Biobased farnesene finds tacky new application


In Pennsylvania, Total subsidiary Cray Valley has launched tackifying resins using biobased farnesene produced by Amyris.

Tackifying resins are traditionally derived from trees, citrus fruit sources, or petroleum-based feedstocks. Thus, they are subject to cost and supply instabilities, in the case of petroleum-based sources, or natural variabilities, in the case of pinene and limonene.
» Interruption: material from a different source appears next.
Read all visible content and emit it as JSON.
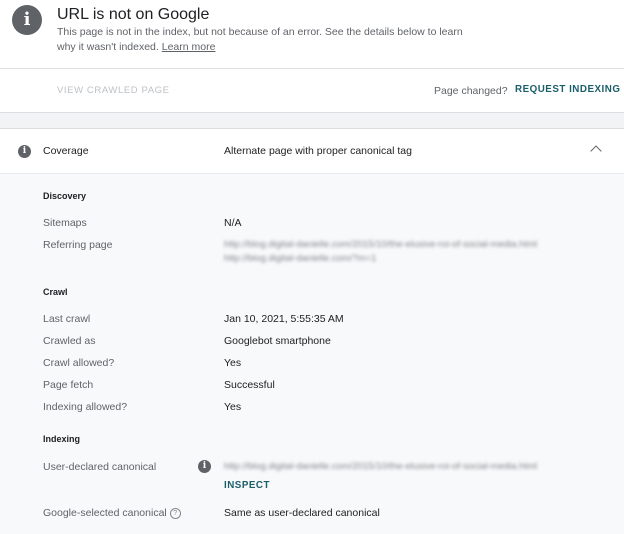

Cray Valley’s Wingtack family of tackifying resins is manufactured with piperylene, a volatile hydrocarbon that is a byproduct of ethylene production. New technology has enabled the company to swap 30% of the piperylene with farnesene while maintaining comparable performance, particularly in hot melt and hot melt pressure-sensitive adhesives.
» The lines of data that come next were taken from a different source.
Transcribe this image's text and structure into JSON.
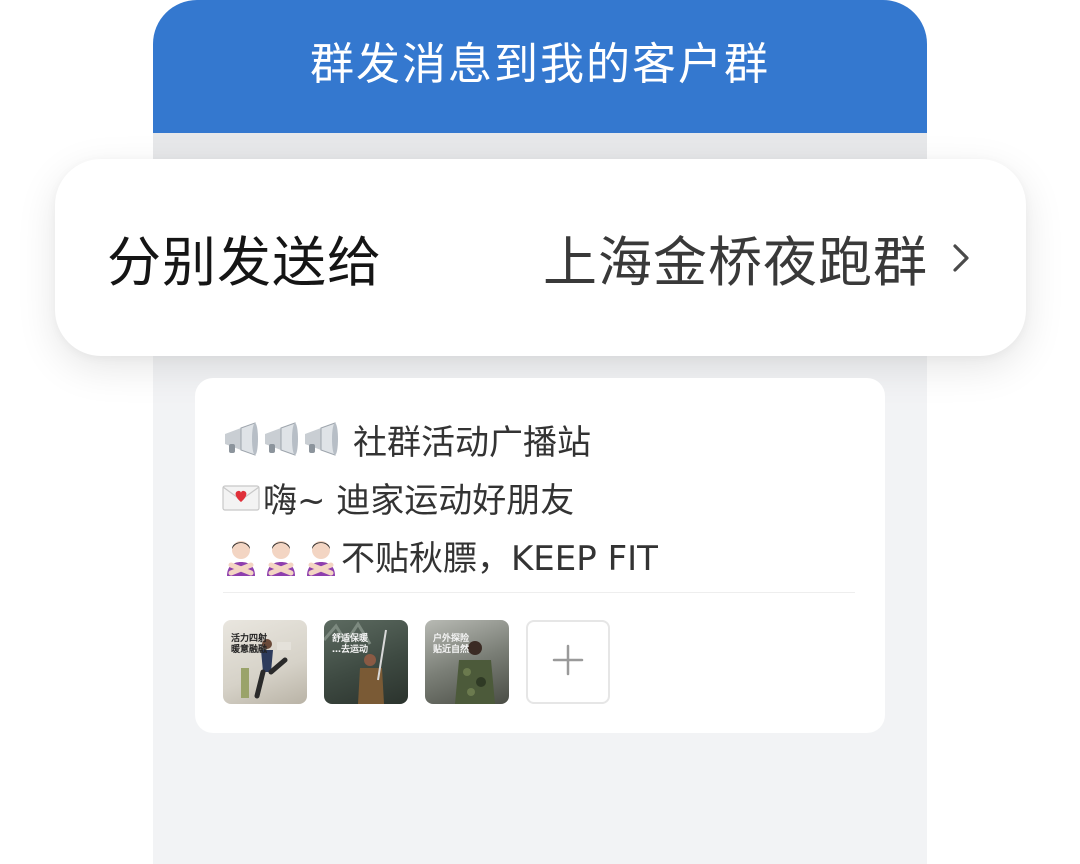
{
  "header": {
    "title": "群发消息到我的客户群"
  },
  "recipient": {
    "label": "分别发送给",
    "value": "上海金桥夜跑群",
    "chevron_icon": "chevron-right-icon"
  },
  "message": {
    "lines": [
      {
        "emoji_icon": "megaphone-icon",
        "emoji_count": 3,
        "text": "社群活动广播站"
      },
      {
        "emoji_icon": "love-letter-icon",
        "emoji_count": 1,
        "text": "嗨~ 迪家运动好朋友"
      },
      {
        "emoji_icon": "no-gesture-woman-icon",
        "emoji_count": 3,
        "text": "不贴秋膘，KEEP FIT"
      }
    ]
  },
  "attachments": {
    "images": [
      {
        "caption_line1": "活力四射",
        "caption_line2": "暖意融融"
      },
      {
        "caption_line1": "舒适保暖",
        "caption_line2": "…去运动"
      },
      {
        "caption_line1": "户外探险",
        "caption_line2": "贴近自然"
      }
    ],
    "add_icon": "plus-icon"
  },
  "colors": {
    "header_blue": "#3478cf",
    "page_bg": "#f2f3f5",
    "card_bg": "#ffffff",
    "text_dark": "#151515",
    "text_body": "#333333"
  }
}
“According to independent market research firm,, the global tackifier market is projected to reach $3.56 billion by 2020,” Amyris says. “This poses a large opportunity for renewable farnesene-based tackifiers and Amyris believes it can access a large market share as its product applications within the space achieve commercial scale.”